Transporting Dangerous Goods in Last Mile Delivery
The perils of last-mile delivery—that final leg of a product’s journey from the distribution hub to the end consumer—are well known. The last mile offers many ways to trip you up, from complex routes to failed deliveries. So what happens when you add dangerous goods into the mix?
If not handled correctly, hazardous substances harm people, wildlife, the environment, and property. While it’s easy to see that handling explosives or nuclear waste is pretty risky, many of the goods defined as “dangerous” might surprise you. For example, nail polish, hairspray, and paint are hazardous.
In this blog post, we’ll look at shipping hazardous materials, the best practices you need to know, and how to make sure they reach their destination safely.
6 Things to Know About Transporting Dangerous Goods
Given the risks involved, it’s no wonder that everything to do with shipping hazardous materials, from packaging to labeling and training, is governed by strict national and international laws with heavy penalties for non-compliance. Being familiar with the regulations and staying updated with any changes is crucial. In Canada, for example, the government is modernizing the Transportation of Dangerous Goods Act (TDGA) to align it more with international regulations.
That’s why it’s crucial to partner with a dedicated logistics provider —they’ll be familiar with the legislation and have your back regarding compliance.
Anyone handling or receiving a hazardous substance must know what they’re dealing with. The UN has created an international system of classification that has been widely adopted worldwide. Here’s how the nine different classes of hazardous materials (hazmat) break down:
- Class 1: Explosives
- Class 2: Gases (flammable, non-flammable, non-toxic, and toxic gases)
- Class 3: Flammable liquids
- Class 4: Flammable solids
- Class 5: Oxidising substances, organic peroxides
- Class 6: Toxic and infectious substances
- Class 7: Radioactive material
- Class 8: Corrosives
- Class 9: Miscellaneous dangerous goods
The UN has also assigned four-digit codes to specific materials—for example; ammonia has the number 1005—so you can label them correctly.
It’s a legal obligation to properly package dangerous substances to avoid any leaks or spills in transit. So, use containers specifically designed, tested, and certified by safety standards. A dedicated logistics provider will be up to speed on all the regulations to help you meet these requirements.
With dangerous goods regulation comes a stack of paperwork, including a description of the materials in the shipment and emergency contact information, and it’s important to get it right. Even a small discrepancy can result in your products being held up at customs or the distribution center. More importantly, these documents are there to ensure everyone’s safety.
Training and Certification
It’s crucial that anyone involved in handling dangerous goods, whether they’re driving the delivery vehicle, loading or unloading the shipments, or preparing the packages for delivery, is properly trained and certified. Again, this is a legal requirement.

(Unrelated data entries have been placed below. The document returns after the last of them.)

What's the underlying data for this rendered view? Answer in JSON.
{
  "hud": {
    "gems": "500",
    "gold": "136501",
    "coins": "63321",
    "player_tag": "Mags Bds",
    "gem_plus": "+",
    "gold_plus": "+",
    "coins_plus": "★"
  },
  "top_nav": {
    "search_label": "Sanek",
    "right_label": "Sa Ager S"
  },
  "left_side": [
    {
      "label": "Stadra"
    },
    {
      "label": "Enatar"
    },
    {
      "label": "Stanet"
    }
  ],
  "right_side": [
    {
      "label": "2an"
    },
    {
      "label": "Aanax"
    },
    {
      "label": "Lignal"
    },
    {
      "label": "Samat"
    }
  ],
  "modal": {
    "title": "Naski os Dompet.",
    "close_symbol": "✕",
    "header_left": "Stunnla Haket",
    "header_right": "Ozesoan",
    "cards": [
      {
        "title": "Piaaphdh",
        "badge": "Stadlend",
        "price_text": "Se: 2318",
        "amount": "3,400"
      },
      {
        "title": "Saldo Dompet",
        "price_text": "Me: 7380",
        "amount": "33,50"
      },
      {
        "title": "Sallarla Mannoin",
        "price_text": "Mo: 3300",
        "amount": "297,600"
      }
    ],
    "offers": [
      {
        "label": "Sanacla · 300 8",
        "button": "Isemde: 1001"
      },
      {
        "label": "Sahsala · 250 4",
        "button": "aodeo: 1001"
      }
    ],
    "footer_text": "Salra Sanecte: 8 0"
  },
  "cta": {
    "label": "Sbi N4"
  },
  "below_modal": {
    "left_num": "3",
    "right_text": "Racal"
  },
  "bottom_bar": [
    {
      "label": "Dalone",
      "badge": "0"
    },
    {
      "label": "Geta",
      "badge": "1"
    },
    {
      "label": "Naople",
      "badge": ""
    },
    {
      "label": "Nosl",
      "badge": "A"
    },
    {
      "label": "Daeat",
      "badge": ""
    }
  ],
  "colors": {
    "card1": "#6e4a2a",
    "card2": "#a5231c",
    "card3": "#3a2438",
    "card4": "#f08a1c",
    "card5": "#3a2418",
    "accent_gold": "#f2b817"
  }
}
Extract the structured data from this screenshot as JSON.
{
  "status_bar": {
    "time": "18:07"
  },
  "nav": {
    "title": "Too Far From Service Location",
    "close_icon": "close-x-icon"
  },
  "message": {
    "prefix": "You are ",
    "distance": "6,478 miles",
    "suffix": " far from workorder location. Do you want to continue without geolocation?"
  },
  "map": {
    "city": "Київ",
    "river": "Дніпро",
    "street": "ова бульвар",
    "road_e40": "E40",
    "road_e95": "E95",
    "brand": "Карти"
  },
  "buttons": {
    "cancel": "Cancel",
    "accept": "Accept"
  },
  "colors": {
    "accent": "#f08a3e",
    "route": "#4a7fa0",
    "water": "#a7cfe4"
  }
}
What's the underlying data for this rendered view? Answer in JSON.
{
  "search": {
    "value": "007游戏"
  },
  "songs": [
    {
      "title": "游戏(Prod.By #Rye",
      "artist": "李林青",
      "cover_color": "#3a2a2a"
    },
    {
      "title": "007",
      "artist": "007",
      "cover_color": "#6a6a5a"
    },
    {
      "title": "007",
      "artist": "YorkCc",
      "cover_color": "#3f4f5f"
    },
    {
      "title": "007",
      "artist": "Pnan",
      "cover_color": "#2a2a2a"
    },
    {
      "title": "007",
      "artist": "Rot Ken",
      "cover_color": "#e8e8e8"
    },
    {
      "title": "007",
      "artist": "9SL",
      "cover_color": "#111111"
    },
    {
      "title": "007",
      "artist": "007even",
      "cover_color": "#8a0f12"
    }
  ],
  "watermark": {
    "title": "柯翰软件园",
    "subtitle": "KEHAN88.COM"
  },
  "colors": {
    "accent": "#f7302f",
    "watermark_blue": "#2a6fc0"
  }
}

Emergency Response Plan
If disaster strikes during the last mile—if your delivery vehicle is involved in a crash, for example—you need to have a clear action plan. For instance, do your drivers know how to protect the public from a chemical spill? Create an emergency response plan, communicate it effectively, and review it regularly.
Ensuring Safety in the Last Mile
Safety should be top of mind for any company, but it’s even more important when handling dangerous materials. Let’s zoom in on a few of the specifics:
- Ensure anyone handling hazardous substances has the appropriate protective equipment, such as safety goggles and gloves.
- Hazmat labelling is a legal requirement and doesn’t just apply to packages. You must also put placards identifying hazardous material on all four sides of the delivery vehicle, so emergency responders can identify the risks immediately and take appropriate action if an accident occurs.
- While there are specific training programs and policies for handling hazardous materials, it’s also important to follow standard health and safety procedures. For example, a road accident is even more harmful when dangerous goods are involved, so it’s crucial to monitor driving time and ensure that drivers are not overtired behind the wheel.
Ziing: Your Safe Delivery Partner
Delivering dangerous goods? No problem. At Ziing, we use an innovative, data-led model and a sustainable mindset to pioneer mindful mobility solutions to fit your delivery needs, including the safe delivery of dangerous goods such as car batteries.
We have vast experience in transporting dangerous goods safely and securely. Our experts understand the gravity of the situation and take every step to ensure your dangerous goods are handled with the utmost care. Plus, we've got your back with our advanced tracking and secure delivery services, so you can always know where your shipment is.
Reach out to us today, and experience the peace of mind that comes with knowing your deliveries are in safe hands - every step of the way.